rain barrel Rainwater harvesting is an ancient practice enjoying a revival. By diverting, capturing and storing rainwater for later use, rainwater harvesting can help reduce demand on the treated water supply while also helping to limit erosion and polluted runoff that can harm our creeks and the bay.

Rain Barrels and Cisterns


Just 1 inch of rain on a 1,000 square-foot roof produces about 600 gallons of runoff. Rain barrel systems can be a great way to harvest some of this water to supplement irrigation needs. They provide naturally good quality water for your plants, and can even be used as a backup supply in the event of an emergency. MMWD offers rebates up to $50 on qualifying rain barrels and cisterns.

Slow It, Spread It, Sink It


Beyond rain barrels, there are other ways to make the most of the water Mother Nature delivers to your property. Getting started is as simple as adding plant-based mulch and compost to your garden. These organic materials help build rich, spongy soil that can better absorb and hold on to water—a natural storage system for winter rains. 

Next, watch how stormwater travels through your property and look for ways to help it slow down, spread out and sink in. Rain gardens are shallow, planted depressions designed to catch and soak up runoff from impervious surfaces such as your roof, driveway or patio. Similarly, swales are shallow channels that help guide stormwater through your property; they may be vegetated or lined with stone, like a dry creek bed. These simple landscape features help to reduce runoff and erosion, filter contaminants and recharge groundwater. They also can provide habitat for wildlife and add interest and beauty to your garden.

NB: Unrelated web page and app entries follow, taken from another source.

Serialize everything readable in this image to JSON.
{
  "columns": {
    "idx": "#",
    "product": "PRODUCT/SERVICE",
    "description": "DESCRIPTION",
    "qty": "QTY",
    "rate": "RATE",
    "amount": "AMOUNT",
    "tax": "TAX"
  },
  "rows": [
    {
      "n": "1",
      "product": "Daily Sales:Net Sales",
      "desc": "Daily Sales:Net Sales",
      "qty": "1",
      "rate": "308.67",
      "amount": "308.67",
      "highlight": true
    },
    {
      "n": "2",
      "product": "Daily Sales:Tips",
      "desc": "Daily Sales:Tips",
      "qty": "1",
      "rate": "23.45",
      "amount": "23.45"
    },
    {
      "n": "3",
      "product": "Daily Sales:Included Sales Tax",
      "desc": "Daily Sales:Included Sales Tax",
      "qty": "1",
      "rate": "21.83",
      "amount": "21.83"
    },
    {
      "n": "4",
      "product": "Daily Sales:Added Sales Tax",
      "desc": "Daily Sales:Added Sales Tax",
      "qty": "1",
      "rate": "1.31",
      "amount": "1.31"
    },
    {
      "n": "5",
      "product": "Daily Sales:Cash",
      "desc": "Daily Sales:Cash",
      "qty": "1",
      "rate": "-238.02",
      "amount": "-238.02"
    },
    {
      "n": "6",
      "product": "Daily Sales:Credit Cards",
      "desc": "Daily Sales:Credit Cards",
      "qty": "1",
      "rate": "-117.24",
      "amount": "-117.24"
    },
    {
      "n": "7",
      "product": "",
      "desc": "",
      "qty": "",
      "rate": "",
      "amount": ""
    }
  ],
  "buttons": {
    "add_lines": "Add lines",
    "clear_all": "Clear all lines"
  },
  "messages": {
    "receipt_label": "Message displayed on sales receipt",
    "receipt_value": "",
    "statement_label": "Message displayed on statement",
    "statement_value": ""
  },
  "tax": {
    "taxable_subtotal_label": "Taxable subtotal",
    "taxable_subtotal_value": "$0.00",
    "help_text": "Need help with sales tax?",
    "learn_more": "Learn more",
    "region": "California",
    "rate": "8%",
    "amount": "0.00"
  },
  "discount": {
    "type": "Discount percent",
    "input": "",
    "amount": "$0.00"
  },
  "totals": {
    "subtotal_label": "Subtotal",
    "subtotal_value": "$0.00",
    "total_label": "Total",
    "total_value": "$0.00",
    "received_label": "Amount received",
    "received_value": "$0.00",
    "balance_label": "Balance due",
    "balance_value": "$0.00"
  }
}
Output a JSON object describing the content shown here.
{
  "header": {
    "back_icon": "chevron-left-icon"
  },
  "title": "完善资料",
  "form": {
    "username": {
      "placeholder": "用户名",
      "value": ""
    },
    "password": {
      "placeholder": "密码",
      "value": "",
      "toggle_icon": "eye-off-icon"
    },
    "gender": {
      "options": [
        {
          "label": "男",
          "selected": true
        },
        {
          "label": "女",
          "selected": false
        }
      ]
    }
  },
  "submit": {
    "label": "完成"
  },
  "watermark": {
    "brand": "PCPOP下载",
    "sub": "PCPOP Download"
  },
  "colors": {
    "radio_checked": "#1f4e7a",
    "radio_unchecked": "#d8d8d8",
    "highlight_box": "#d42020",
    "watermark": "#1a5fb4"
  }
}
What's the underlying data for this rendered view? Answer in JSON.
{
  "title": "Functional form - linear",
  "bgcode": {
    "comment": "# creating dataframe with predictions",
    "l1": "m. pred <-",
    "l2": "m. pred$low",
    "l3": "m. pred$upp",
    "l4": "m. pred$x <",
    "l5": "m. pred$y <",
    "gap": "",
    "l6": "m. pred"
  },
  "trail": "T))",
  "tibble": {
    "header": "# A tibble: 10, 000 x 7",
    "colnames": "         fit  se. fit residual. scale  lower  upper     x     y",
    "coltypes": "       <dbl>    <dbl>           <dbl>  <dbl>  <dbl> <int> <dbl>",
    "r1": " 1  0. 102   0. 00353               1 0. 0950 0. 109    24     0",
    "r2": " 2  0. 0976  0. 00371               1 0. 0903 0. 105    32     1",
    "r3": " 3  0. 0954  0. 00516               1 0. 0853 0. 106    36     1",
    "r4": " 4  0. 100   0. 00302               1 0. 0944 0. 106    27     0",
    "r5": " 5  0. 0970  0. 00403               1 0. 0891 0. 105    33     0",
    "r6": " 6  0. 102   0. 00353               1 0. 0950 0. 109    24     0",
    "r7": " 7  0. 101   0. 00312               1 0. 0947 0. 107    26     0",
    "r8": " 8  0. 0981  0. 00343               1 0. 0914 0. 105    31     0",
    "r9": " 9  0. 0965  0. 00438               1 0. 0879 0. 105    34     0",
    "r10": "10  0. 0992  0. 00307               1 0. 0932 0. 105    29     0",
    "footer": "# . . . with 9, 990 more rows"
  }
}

10,000 Rain Gardens Project


In 2010, MMWD partnered with the Salmon Protection and Watershed Network (SPAWN) on the 10,000 Rain Gardens Project, a community-based rainwater harvesting pilot program. Visit the project website for rainwater harvesting information and resources. Want to see rainwater harvesting in action? Take a self-guided tour of the project's five public demonstration sites in Marin.